BK Medical’s intraoperative devices can be used to help pinpoint the placement of biopsy or ablation needles during cancer procedures, for example, and also to monitor blood flow before and after the removal of a tumor. The company offers a range of transducer sizes, from the smallest for reaching difficult areas within the skull to laparoscopic probes that can be mounted on a robotic arm.

Meanwhile, the ultrasound field is growing at a fast clip, as new advances look to put smarter probes in smaller packages. 

This past summer, the handheld device maker Exo (pronounced “echo”) raised $220 million in a venture capital round, while competitor Butterfly Network went public earlier this year through a $1.5 billion SPAC deal. In addition, Butterfly is teaming up with AI developer Caption Health to import its real-time exam guidance software to its pocket-sized probes.

And most recently in surgery, Gynesonics nabbed an FDA clearance for its ultrasound-guided ablation system for accurately tackling uterine fibroids.

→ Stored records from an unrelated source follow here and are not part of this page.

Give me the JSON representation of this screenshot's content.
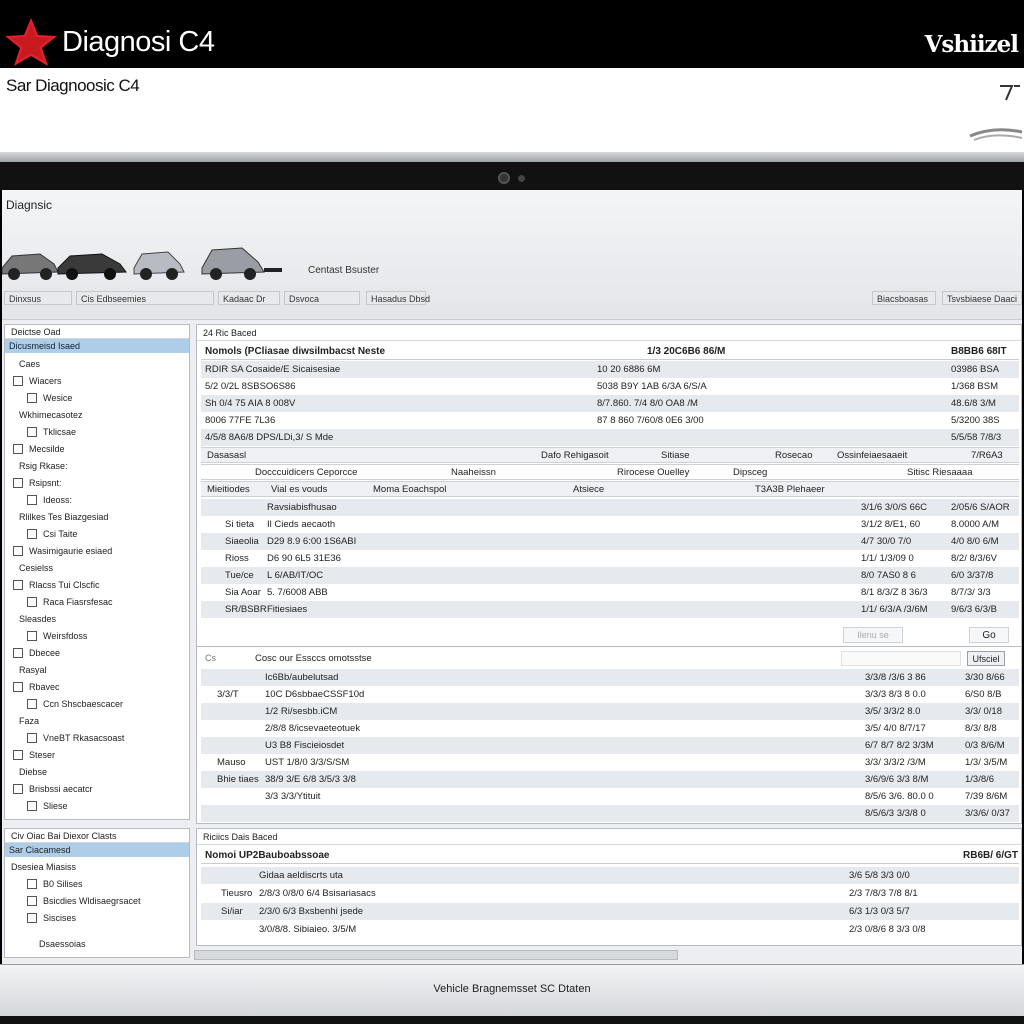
{
  "topbar": {
    "app_name": "Diagnosi C4",
    "brand": "Vshiizel"
  },
  "whitebar": {
    "subtitle": "Sar Diagnoosic C4"
  },
  "header": {
    "title": "Diagnsic",
    "center_label": "Centast Bsuster",
    "toolbar": [
      "Dinxsus",
      "Cis Edbseemies",
      "Kadaac Dr",
      "Dsvoca",
      "Hasadus Dbsd",
      "Biacsboasas",
      "Tsvsbiaese Daaci"
    ]
  },
  "left_panel": {
    "title": "Deictse Oad",
    "selected": "Dicusmeisd Isaed",
    "items": [
      "Caes",
      "Wiacers",
      "Wesice",
      "Wkhimecasotez",
      "Tklicsae",
      "Mecsilde",
      "Rsig Rkase:",
      "Rsipsnt:",
      "Ideoss:",
      "Rlilkes Tes Biazgesiad",
      "Csi Taite",
      "Wasimigaurie esiaed",
      "Cesielss",
      "Rlacss Tui Clscfic",
      "Raca Fiasrsfesac",
      "Sleasdes",
      "Weirsfdoss",
      "Dbecee",
      "Rasyal",
      "Rbavec",
      "Ccn Shscbaescacer",
      "Faza",
      "VneBT Rkasacsoast",
      "Steser",
      "Diebse",
      "Brisbssi aecatcr",
      "Sliese"
    ]
  },
  "left_panel2": {
    "title": "Civ Oiac Bai Diexor Clasts",
    "selected": "Sar Ciacamesd",
    "items": [
      "Dsesiea Miasiss",
      "B0 Silises",
      "Bsicdies Wldisaegrsacet",
      "Siscises"
    ],
    "footer": "Dsaessoias"
  },
  "main_panel": {
    "title": "24 Ric Baced",
    "head": {
      "c1": "Nomols (PCliasae diwsilmbacst Neste",
      "c2": "1/3 20C6B6 86/M",
      "c3": "B8BB6 68IT"
    },
    "top_rows": [
      [
        "RDIR SA Cosaide/E Sicaisesiae",
        "10 20 6886 6M",
        "03986 BSA"
      ],
      [
        "5/2 0/2L 8SBSO6S86",
        "5038 B9Y 1AB 6/3A 6/S/A",
        "1/368 BSM"
      ],
      [
        "Sh 0/4 75 AIA 8 008V",
        "8/7.860. 7/4 8/0 OA8 /M",
        "48.6/8 3/M"
      ],
      [
        "8006 77FE 7L36",
        "87 8 860 7/60/8 0E6 3/00",
        "5/3200 38S"
      ],
      [
        "4/5/8 8A6/8 DPS/LDi,3/ S Mde",
        "",
        "5/5/58 7/8/3"
      ]
    ],
    "columns1": [
      "Dasasasl",
      "Dafo Rehigasoit",
      "Sitiase",
      "Rosecao",
      "Ossinfeiaesaaeit",
      "7/R6A3"
    ],
    "columns2": [
      "Docccuidicers Ceporcce",
      "Naaheissn",
      "Rirocese Ouelley",
      "Dipsceg",
      "Sitisc Riesaaaa"
    ],
    "columns3": [
      "Mieitiodes",
      "Vial es vouds",
      "Moma Eoachspol",
      "Atsiece",
      "T3A3B Plehaeer"
    ],
    "mid_rows": [
      [
        "",
        "Ravsiabisfhusao",
        "3/1/6 3/0/S 66C",
        "2/05/6 S/AOR"
      ],
      [
        "Si tieta",
        "Il Cieds aecaoth",
        "3/1/2 8/E1, 60",
        "8.0000 A/M"
      ],
      [
        "Siaeolia",
        "D29 8.9 6:00 1S6ABI",
        "4/7 30/0 7/0",
        "4/0 8/0 6/M"
      ],
      [
        "Rioss",
        "D6 90 6L5 31E36",
        "1/1/ 1/3/09 0",
        "8/2/ 8/3/6V"
      ],
      [
        "Tue/ce",
        "L 6/AB/IT/OC",
        "8/0 7AS0 8 6",
        "6/0 3/37/8"
      ],
      [
        "Sia Aoar",
        "5. 7/6008 ABB",
        "8/1 8/3/Z 8 36/3",
        "8/7/3/ 3/3"
      ],
      [
        "SR/BSBR",
        "Fitiesiaes",
        "1/1/ 6/3/A /3/6M",
        "9/6/3 6/3/B"
      ]
    ],
    "go_label": "Go",
    "faint_label": "Ilenu se"
  },
  "sub_panel": {
    "title": "Cosc our Essccs omotsstse",
    "side": "Cs",
    "button": "Ufsciel",
    "rows": [
      [
        "",
        "Ic6Bb/aubelutsad",
        "3/3/8 /3/6 3 86",
        "3/30 8/66"
      ],
      [
        "3/3/T",
        "10C D6sbbaeCSSF10d",
        "3/3/3 8/3 8 0.0",
        "6/S0 8/B"
      ],
      [
        "",
        "1/2 Ri/sesbb.iCM",
        "3/5/ 3/3/2 8.0",
        "3/3/ 0/18"
      ],
      [
        "",
        "2/8/8 8/icsevaeteotuek",
        "3/5/ 4/0 8/7/17",
        "8/3/ 8/8"
      ],
      [
        "",
        "U3 B8 Fiscieiosdet",
        "6/7 8/7 8/2 3/3M",
        "0/3 8/6/M"
      ],
      [
        "Mauso",
        "UST 1/8/0 3/3/S/SM",
        "3/3/ 3/3/2 /3/M",
        "1/3/ 3/5/M"
      ],
      [
        "Bhie tiaes",
        "38/9 3/E 6/8 3/5/3 3/8",
        "3/6/9/6 3/3 8/M",
        "1/3/8/6"
      ],
      [
        "",
        "3/3 3/3/Ytituit",
        "8/5/6 3/6. 80.0 0",
        "7/39 8/6M"
      ],
      [
        "",
        "",
        "8/5/6/3 3/3/8 0",
        "3/3/6/ 0/37"
      ]
    ]
  },
  "bottom_panel": {
    "title": "Riciics Dais Baced",
    "head": {
      "c1": "Nomoi UP2Bauboabssoae",
      "c2": "",
      "c3": "RB6B/ 6/GT"
    },
    "rows": [
      [
        "",
        "Gidaa aeldiscrts uta",
        "3/6 5/8 3/3 0/0",
        ""
      ],
      [
        "Tieusro",
        "2/8/3 0/8/0 6/4 Bsisariasacs",
        "2/3 7/8/3 7/8 8/1",
        ""
      ],
      [
        "Si/iar",
        "2/3/0 6/3 Bxsbenhi jsede",
        "6/3 1/3 0/3 5/7",
        ""
      ],
      [
        "",
        "3/0/8/8. Sibiaieo. 3/5/M",
        "2/3 0/8/6 8 3/3 0/8",
        ""
      ]
    ]
  },
  "status": {
    "text": "Vehicle Bragnemsset SC Dtaten"
  },
  "colors": {
    "accent": "#aecde9",
    "star_red": "#e0202a",
    "topbar": "#000000"
  }
}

In clinical studies, 99% of patients required no further surgical intervention to treat heavy menstrual bleeding, a common side effect of fibroid procedures.